The NHS constitution sets out that the health service “touches our lives at times of basic human need, when care and compassion are what matter most”. This picture certainly describes the role we as nurses play within the NHS.
With that in mind, it is unsurprising that in clinical commissioning groups (CCGs), while quality of care is everyone’s responsibility, it is usually a chief or executive nurse that is responsible for ensuring quality in a local area.
This encompasses a range of different functions – quality assurance of service provision, safeguarding our most vulnerable, acting as the Caldicott Guardian and equality, diversity and inclusion are just a few quality responsibilities that fall within my remit as chief nursing officer at NHS Northern, Eastern and Western Devon and South Devon and Torbay CCGs.
Last year, the NHSCC Nurses Forum produced The role of the nurse on the CCG governing body, demonstrating the value of the commissioning nurse across the country and the positive impact they are having both for organisations and local populations.
We included a number of case studies which, among others, showed how they were leading projects to reduce rates of smoking in pregnancy, re-procuring mental health and community services and providing a voice for practice nurses.

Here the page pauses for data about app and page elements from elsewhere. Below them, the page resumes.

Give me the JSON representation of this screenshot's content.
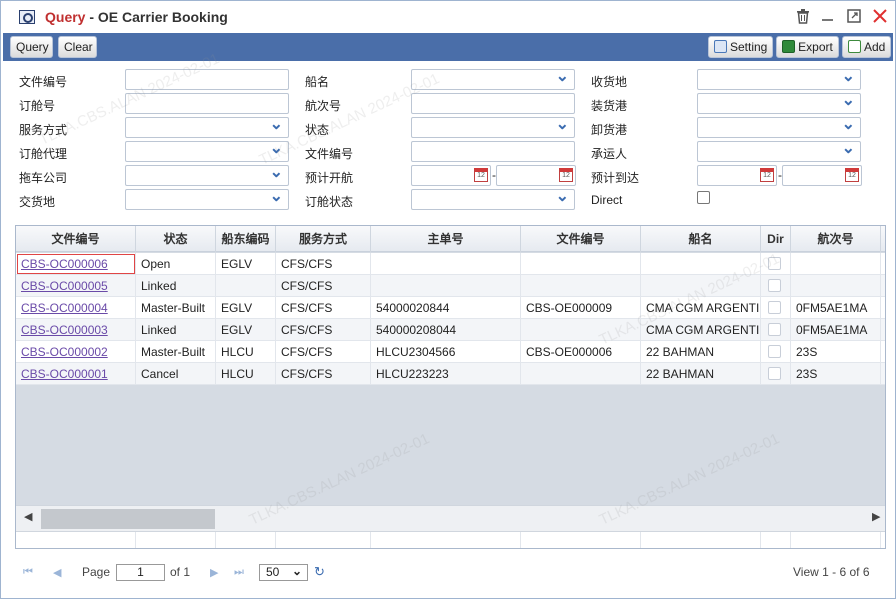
{
  "window": {
    "title_prefix": "Query",
    "title_sep": " - ",
    "title_main": "OE Carrier Booking",
    "icons": [
      "query-icon",
      "trash-icon",
      "minimize-icon",
      "maximize-icon",
      "close-icon"
    ]
  },
  "toolbar": {
    "query_label": "Query",
    "clear_label": "Clear",
    "setting_label": "Setting",
    "export_label": "Export",
    "add_label": "Add"
  },
  "form": {
    "doc_no_label": "文件编号",
    "booking_no_label": "订舱号",
    "service_mode_label": "服务方式",
    "booking_agent_label": "订舱代理",
    "trucking_label": "拖车公司",
    "delivery_label": "交货地",
    "vessel_label": "船名",
    "voyage_label": "航次号",
    "status_label": "状态",
    "doc_no2_label": "文件编号",
    "etd_label": "预计开航",
    "booking_status_label": "订舱状态",
    "receipt_label": "收货地",
    "pol_label": "装货港",
    "pod_label": "卸货港",
    "carrier_label": "承运人",
    "eta_label": "预计到达",
    "direct_label": "Direct",
    "date_sep": "-",
    "cal_day": "12"
  },
  "grid": {
    "columns": [
      "文件编号",
      "状态",
      "船东编码",
      "服务方式",
      "主单号",
      "文件编号",
      "船名",
      "Dir",
      "航次号"
    ],
    "rows": [
      {
        "doc": "CBS-OC000006",
        "status": "Open",
        "owner": "EGLV",
        "service": "CFS/CFS",
        "mbl": "",
        "file": "",
        "vessel": "",
        "voyage": ""
      },
      {
        "doc": "CBS-OC000005",
        "status": "Linked",
        "owner": "",
        "service": "CFS/CFS",
        "mbl": "",
        "file": "",
        "vessel": "",
        "voyage": ""
      },
      {
        "doc": "CBS-OC000004",
        "status": "Master-Built",
        "owner": "EGLV",
        "service": "CFS/CFS",
        "mbl": "54000020844",
        "file": "CBS-OE000009",
        "vessel": "CMA CGM ARGENTINA",
        "voyage": "0FM5AE1MA"
      },
      {
        "doc": "CBS-OC000003",
        "status": "Linked",
        "owner": "EGLV",
        "service": "CFS/CFS",
        "mbl": "540000208044",
        "file": "",
        "vessel": "CMA CGM ARGENTINA",
        "voyage": "0FM5AE1MA"
      },
      {
        "doc": "CBS-OC000002",
        "status": "Master-Built",
        "owner": "HLCU",
        "service": "CFS/CFS",
        "mbl": "HLCU2304566",
        "file": "CBS-OE000006",
        "vessel": "22 BAHMAN",
        "voyage": "23S"
      },
      {
        "doc": "CBS-OC000001",
        "status": "Cancel",
        "owner": "HLCU",
        "service": "CFS/CFS",
        "mbl": "HLCU223223",
        "file": "",
        "vessel": "22 BAHMAN",
        "voyage": "23S"
      }
    ]
  },
  "pager": {
    "page_label": "Page",
    "page_value": "1",
    "of_label": "of 1",
    "page_size": "50",
    "view_text": "View 1 - 6 of 6"
  },
  "watermark": "TLKA.CBS.ALAN 2024-02-01"
}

A further case study brings out how the nurse representative led a service redevelopment plan co-designed with patients, and focused on experience-led commissioning. It showed how they advocate for quality and bring the patient perspective through the nursing lens to governing body discussions and commissioning functions. All in all, it shows how essential the commissioning nurse role is for ensuring quality of service for patients.
This is the reason that both I and other members of the NHSCC Nurses Forum steering group are concerned that as the health and care landscape evolves with the advent of STPs and new care models, there is a lack of clarity over the role of the commissioning nurse in some areas of the country. When the financial pressures increase – particularly at times of organisational change – surveillance around quality has to be increased or patient care may suffer; something that as nurses we are all too aware of.
”Working with our regulators and our providers, this local intelligence can make all the difference and is important to ensuring patients receive safe, effective care”
We know from the Mazaars report that where the focus is on organisational change, quality can deteriorate. To combat this, it is vital that the nurse has a clear role in the future commissioning landscape and continues to be involved in local decision-making as new ways of delivering care are developed.
The idea that instead in the new world an accountable care system can monitor and improve quality of services with scrutiny only falling to the CQC is of concern. National organisations inevitably simply cannot have the same local intelligence that CCG quality leads will. Working with our regulators and our providers, this local intelligence can make all the difference and is important to ensuring patients receive safe, effective care.
So what can we do? For a start, as nurses we must all make sure we continue to speak out to ensure that quality remains on the map. We are the biggest workforce in the NHS, and together with other NHS professionals, we touch the lives of a huge number of people every day – not only in terms of the clinical care we deliver, but through being there to look after them, treating them with kindness and compassion when they are at their most vulnerable.
Our frontline experience is invaluable to patient care and our voices must be heard when it comes to ensuring quality of services.
When CCGs were established, the Royal College of Nursing played an instrumental part in ensuring nurse representation on their governing body. It is important that we don’t allow this to be lost now.
The NHSCC Nurses Forum is keen to work with the RCN and with NHS England to make sure it doesn’t and that in this new world, the strategic nursing voice for quality remains.
Lorna Collingwood-Burke is chair of NHS Clinical Commissioners Nurses Forum